According to the report, New Zealand exported 57% of its own timber harvest in 2013. Additionally, the value of the trade has tripled in the last five years. However, domestic log consumption has remained relatively unchanged over the past decade.
China is among its biggest customers (and largely takes credit for the sudden boom in exports), though South Korea, India and Japan are major players as well. In 2013, 72% of New Zealand’s total export volume went to China.
Extra time: Port strike still looms
Both sides of a West Coast labor dispute are entering extra time as the contract between the Pacific Maritime Association and the International Long Shore and Warehouse Union officially expired June 30.
As expected, both sides are negotiating in an effort to avoid the economic damage from a costly strike on the docks that, according to a recent study, could cost as much as $2.5 billion per day.
That arresting estimate comes from a new report conducted by National Retail Federation and the National Association of Manufacturers. “The National Impact of a West Coast Port Stoppage,” in its summary states: “If no new agreement between the ILWU and the PMA is reached and disruptions across 30 West Coast ports take place, the economic consequences would be significant and widespread.”

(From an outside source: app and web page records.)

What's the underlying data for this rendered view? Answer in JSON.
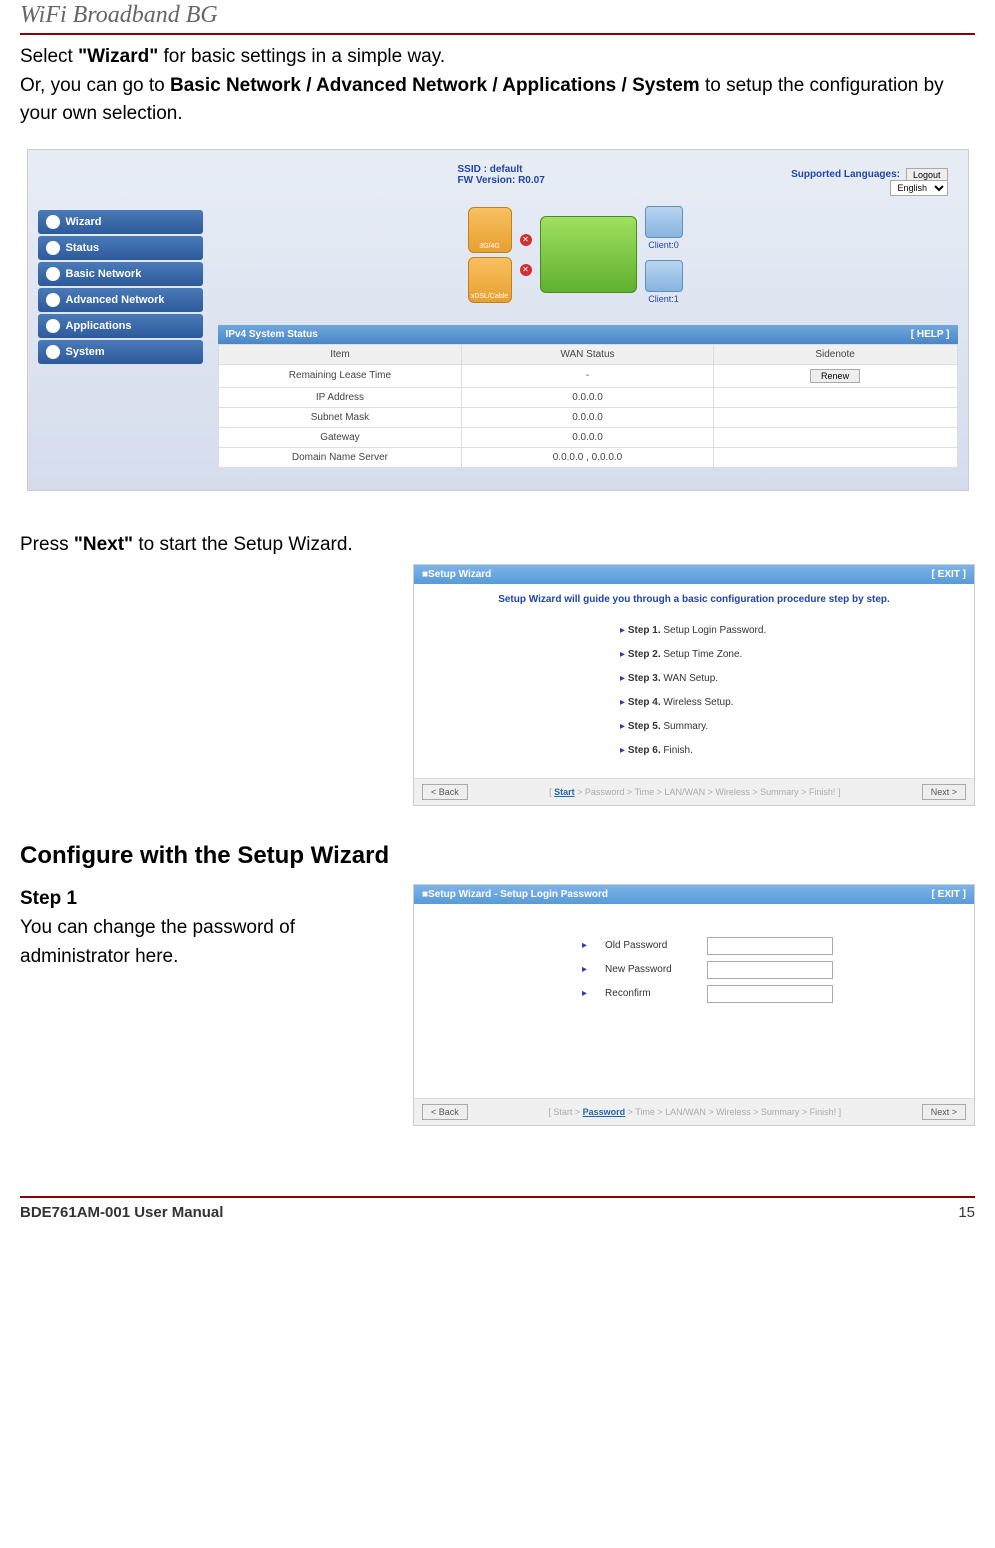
{
  "header": {
    "title": "WiFi Broadband BG"
  },
  "intro": {
    "p1_a": "Select ",
    "p1_b": "\"Wizard\"",
    "p1_c": " for basic settings in a simple way.",
    "p2_a": "Or, you can go to ",
    "p2_b": "Basic Network / Advanced Network / Applications / System",
    "p2_c": " to setup the configuration by your own selection."
  },
  "shot1": {
    "ssid_label": "SSID :",
    "ssid_value": "default",
    "fw_label": "FW Version:",
    "fw_value": "R0.07",
    "supported_langs": "Supported Languages:",
    "logout": "Logout",
    "lang": "English",
    "nav": [
      "Wizard",
      "Status",
      "Basic Network",
      "Advanced Network",
      "Applications",
      "System"
    ],
    "diag": {
      "box1": "3G/4G",
      "box2": "xDSL/Cable",
      "client0": "Client:0",
      "client1": "Client:1"
    },
    "panel_title": "IPv4 System Status",
    "panel_help": "[ HELP ]",
    "cols": [
      "Item",
      "WAN Status",
      "Sidenote"
    ],
    "rows": [
      {
        "item": "Remaining Lease Time",
        "wan": "-",
        "side": "Renew",
        "btn": true
      },
      {
        "item": "IP Address",
        "wan": "0.0.0.0",
        "side": ""
      },
      {
        "item": "Subnet Mask",
        "wan": "0.0.0.0",
        "side": ""
      },
      {
        "item": "Gateway",
        "wan": "0.0.0.0",
        "side": ""
      },
      {
        "item": "Domain Name Server",
        "wan": "0.0.0.0 , 0.0.0.0",
        "side": ""
      }
    ]
  },
  "mid": {
    "p1_a": "Press ",
    "p1_b": "\"Next\"",
    "p1_c": " to start the Setup Wizard."
  },
  "shot2": {
    "title": "Setup Wizard",
    "exit": "[ EXIT ]",
    "msg": "Setup Wizard will guide you through a basic configuration procedure step by step.",
    "steps": [
      {
        "b": "Step 1.",
        "t": " Setup Login Password."
      },
      {
        "b": "Step 2.",
        "t": " Setup Time Zone."
      },
      {
        "b": "Step 3.",
        "t": " WAN Setup."
      },
      {
        "b": "Step 4.",
        "t": " Wireless Setup."
      },
      {
        "b": "Step 5.",
        "t": " Summary."
      },
      {
        "b": "Step 6.",
        "t": " Finish."
      }
    ],
    "back": "< Back",
    "crumb_pre": "[ ",
    "crumb_active": "Start",
    "crumb_post": " > Password > Time > LAN/WAN > Wireless > Summary > Finish! ]",
    "next": "Next >"
  },
  "section": {
    "heading": "Configure with the Setup Wizard"
  },
  "step1": {
    "head": "Step 1",
    "text": "You can change the password of administrator here."
  },
  "shot3": {
    "title": "Setup Wizard - Setup Login Password",
    "exit": "[ EXIT ]",
    "fields": [
      "Old Password",
      "New Password",
      "Reconfirm"
    ],
    "back": "< Back",
    "crumb_pre": "[ Start > ",
    "crumb_active": "Password",
    "crumb_post": " > Time > LAN/WAN > Wireless > Summary > Finish! ]",
    "next": "Next >"
  },
  "footer": {
    "left": "BDE761AM-001    User Manual",
    "right": "15"
  }
}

The report does the math and concludes:
• A 5-day strike scenario would reduce GDP by $9.4 billion;
• A 10-day closure would cost $21.2 billion; and
• A 20-day disruption would hurt to the tune of $49.9 billion.
Tile Shop takes on new CFO
Tile Shop has elected a new CFO, who will be joining the company from Best Buy, Inc. and replacing Timothy Clayton, who is leaving to pursue another opportunity.
Kirk Geadelmann, who was most recently serving as the corporate and international controller at Best Buy, will bring 23 years of experience to bear on his new role with Tile Shop. His skillset is specialized for financial and operational responsibilities within the retail industry, specifically in business planning, performance management, financial accounting and SEC reporting. He has also worked for BMC Manufacturing, Arthur Andersen, Allianz Insurance and Coopers & Lybrand.
“Kirk is a respected financial leader, and he will be a strong addition to our executive team,” said Robert Rucker, Tile Shop CEO. “Kirk has deep roots in finance and has a proven track record in the retail industry. In addition, Kirk’s prior experience working directly with our COO and auditors will enable him to quickly assimilate into the Company. We are excited that he has agreed to join The Tile Shop and are confident in his ability to oversee our financial affairs.”
Geadelmann will be transitioning into the role on August 12, 2014, with Clayton remaining on board for a short interim period to help hand over his responsibilities.